TAIPEI – Taiwan’s economy is likely to grow at a slower pace this year than originally forecast, the statistics bureau said on Friday, lowering its outlook due to slowing global inflation and slowing consumer demand in key markets.
With a downward revision, the Bureau of Statistics lowered its export forecast for this year and offered a lower forecast for next year, although it said semiconductor demand would still help boost the economy.
“By 2023, export momentum is expected to continue, driven by the domestic semiconductor industry’s key process advantage and increased production capacity, but global demand is cooling off,” it said.

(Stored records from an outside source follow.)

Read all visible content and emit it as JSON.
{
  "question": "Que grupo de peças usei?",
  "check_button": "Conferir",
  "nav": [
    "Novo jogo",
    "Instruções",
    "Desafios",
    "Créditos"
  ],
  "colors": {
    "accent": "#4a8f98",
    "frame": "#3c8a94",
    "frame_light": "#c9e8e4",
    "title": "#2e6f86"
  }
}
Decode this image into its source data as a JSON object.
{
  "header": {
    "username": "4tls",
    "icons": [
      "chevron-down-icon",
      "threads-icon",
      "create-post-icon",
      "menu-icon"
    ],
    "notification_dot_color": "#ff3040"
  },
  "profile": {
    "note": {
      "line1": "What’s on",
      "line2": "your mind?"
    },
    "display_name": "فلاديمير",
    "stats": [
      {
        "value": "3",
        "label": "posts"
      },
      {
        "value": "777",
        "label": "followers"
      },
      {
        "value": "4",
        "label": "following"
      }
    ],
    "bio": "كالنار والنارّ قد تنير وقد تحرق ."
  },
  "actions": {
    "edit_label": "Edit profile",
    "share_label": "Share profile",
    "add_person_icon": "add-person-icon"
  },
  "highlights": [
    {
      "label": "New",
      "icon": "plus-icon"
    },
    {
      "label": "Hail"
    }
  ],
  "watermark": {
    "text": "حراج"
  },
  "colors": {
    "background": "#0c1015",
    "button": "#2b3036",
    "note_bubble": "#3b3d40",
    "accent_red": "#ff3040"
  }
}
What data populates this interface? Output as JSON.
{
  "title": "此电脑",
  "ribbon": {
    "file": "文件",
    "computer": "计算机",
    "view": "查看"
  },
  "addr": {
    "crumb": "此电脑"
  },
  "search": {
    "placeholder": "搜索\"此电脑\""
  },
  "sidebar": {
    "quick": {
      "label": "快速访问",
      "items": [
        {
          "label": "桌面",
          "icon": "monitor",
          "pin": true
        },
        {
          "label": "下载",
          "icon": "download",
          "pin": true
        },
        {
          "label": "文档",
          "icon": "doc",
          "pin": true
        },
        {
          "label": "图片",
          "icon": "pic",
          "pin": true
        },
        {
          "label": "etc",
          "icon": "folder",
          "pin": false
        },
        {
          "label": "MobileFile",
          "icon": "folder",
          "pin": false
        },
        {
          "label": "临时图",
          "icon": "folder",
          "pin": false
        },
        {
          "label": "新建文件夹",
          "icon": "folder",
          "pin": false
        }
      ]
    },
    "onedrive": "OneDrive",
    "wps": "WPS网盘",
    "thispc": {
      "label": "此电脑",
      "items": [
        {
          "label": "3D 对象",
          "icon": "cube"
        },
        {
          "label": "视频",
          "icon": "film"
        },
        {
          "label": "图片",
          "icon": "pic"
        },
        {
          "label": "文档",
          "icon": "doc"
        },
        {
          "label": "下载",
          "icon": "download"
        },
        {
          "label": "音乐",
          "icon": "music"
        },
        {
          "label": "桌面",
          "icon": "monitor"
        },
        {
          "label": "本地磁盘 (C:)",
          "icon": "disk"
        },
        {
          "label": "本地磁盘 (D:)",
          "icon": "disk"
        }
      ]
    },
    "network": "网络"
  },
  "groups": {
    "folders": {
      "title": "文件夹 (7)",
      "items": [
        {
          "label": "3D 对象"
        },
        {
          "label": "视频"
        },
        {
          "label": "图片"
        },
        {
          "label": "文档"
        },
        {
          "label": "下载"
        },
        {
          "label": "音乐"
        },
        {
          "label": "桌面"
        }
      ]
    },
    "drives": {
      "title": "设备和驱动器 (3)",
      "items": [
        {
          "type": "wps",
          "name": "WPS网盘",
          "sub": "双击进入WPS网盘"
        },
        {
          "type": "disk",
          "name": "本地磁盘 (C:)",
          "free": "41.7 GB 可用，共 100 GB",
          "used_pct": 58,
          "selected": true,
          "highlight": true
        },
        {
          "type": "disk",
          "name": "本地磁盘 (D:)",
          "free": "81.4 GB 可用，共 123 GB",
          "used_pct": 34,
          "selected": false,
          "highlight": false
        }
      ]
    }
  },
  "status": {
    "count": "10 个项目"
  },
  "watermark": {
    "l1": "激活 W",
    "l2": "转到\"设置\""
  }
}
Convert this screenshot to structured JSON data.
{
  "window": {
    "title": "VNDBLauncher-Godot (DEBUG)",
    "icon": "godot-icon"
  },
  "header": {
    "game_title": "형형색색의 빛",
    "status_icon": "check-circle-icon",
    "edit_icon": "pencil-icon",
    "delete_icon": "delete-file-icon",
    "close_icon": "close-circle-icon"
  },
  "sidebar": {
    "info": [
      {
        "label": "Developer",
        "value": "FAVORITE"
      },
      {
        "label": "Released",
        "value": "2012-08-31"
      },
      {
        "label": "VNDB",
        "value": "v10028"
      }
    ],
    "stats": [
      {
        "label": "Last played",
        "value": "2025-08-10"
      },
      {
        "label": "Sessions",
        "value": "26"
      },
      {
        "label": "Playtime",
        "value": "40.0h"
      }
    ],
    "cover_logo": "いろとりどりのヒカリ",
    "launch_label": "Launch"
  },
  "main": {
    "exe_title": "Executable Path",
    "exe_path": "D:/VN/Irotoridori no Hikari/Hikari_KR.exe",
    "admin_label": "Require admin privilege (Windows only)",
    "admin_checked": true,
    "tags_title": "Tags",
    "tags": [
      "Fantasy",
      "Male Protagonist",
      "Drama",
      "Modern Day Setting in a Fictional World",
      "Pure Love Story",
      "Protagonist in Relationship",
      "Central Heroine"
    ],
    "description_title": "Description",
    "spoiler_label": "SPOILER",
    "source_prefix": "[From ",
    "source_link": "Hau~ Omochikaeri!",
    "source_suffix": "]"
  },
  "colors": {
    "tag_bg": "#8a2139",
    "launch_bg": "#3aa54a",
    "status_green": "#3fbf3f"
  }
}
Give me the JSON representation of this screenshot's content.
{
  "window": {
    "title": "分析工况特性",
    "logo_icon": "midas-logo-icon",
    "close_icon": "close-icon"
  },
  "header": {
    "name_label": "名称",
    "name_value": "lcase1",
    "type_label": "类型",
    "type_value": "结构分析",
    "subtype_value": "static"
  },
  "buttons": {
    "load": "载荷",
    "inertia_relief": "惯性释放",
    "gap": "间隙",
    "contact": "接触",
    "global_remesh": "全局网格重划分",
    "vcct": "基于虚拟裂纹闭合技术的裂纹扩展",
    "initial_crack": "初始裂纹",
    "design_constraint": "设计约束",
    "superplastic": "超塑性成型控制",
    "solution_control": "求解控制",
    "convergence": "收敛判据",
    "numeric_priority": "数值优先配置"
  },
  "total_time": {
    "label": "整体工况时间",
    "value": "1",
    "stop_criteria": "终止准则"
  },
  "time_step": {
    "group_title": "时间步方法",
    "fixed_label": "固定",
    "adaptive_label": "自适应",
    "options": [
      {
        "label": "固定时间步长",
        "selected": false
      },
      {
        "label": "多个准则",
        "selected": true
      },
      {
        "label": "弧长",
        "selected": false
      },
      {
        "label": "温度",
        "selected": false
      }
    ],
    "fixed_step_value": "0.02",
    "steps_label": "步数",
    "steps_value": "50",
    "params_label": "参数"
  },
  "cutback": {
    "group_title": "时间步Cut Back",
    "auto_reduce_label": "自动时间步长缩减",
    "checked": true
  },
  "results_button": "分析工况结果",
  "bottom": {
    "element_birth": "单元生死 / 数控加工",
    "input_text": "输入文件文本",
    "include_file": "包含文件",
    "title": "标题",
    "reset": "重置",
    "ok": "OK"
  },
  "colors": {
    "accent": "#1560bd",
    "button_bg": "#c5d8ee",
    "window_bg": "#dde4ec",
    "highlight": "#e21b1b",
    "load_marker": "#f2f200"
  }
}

Gross domestic product (GDP) for 2022 is now expected to be 3.76 percent higher than a year earlier, the Directorate-General for Budget, Accounts and Statistics said, revising the 3.91 percent forecast released in May.
The outlook is much slower than the 6.45 percent log of 2021, which was the fastest rate since the economy grew 10.25 percent in 2010.
Woods Chen, head of macroeconomics at Yunta Securities Investment Consulting in Taipei, said full-year GDP could see another contraction.
“There are still many potential uncertainties in the external environment, such as the potential for energy problems in Europe,” he said.
For 2022, the statistics office now sees an increase in exports of 13.51 percent compared to the previous year, compared to the previous forecast of 14.62 percent.
In its first estimate for next year, it said GDP grew 3.05 percent in 2023 while exports grew just 2.64 percent.
The directorate said tightening monetary policy and war-related inflation in Ukraine are weighing on consumers, although demand for semiconductors, the main focus of Taiwan’s economy, remained strong.
It also pointed to China’s lockdown measures to curb the spread of COVID-19 as a crisis in economic activity.
Taiwan’s exports account for a large part of demand from global tech giants like Apple Inc. as the island is a major producer of semiconductors, whose global shortages have plagued companies such as automakers and boosted Taiwan’s corporate profits. – Reuters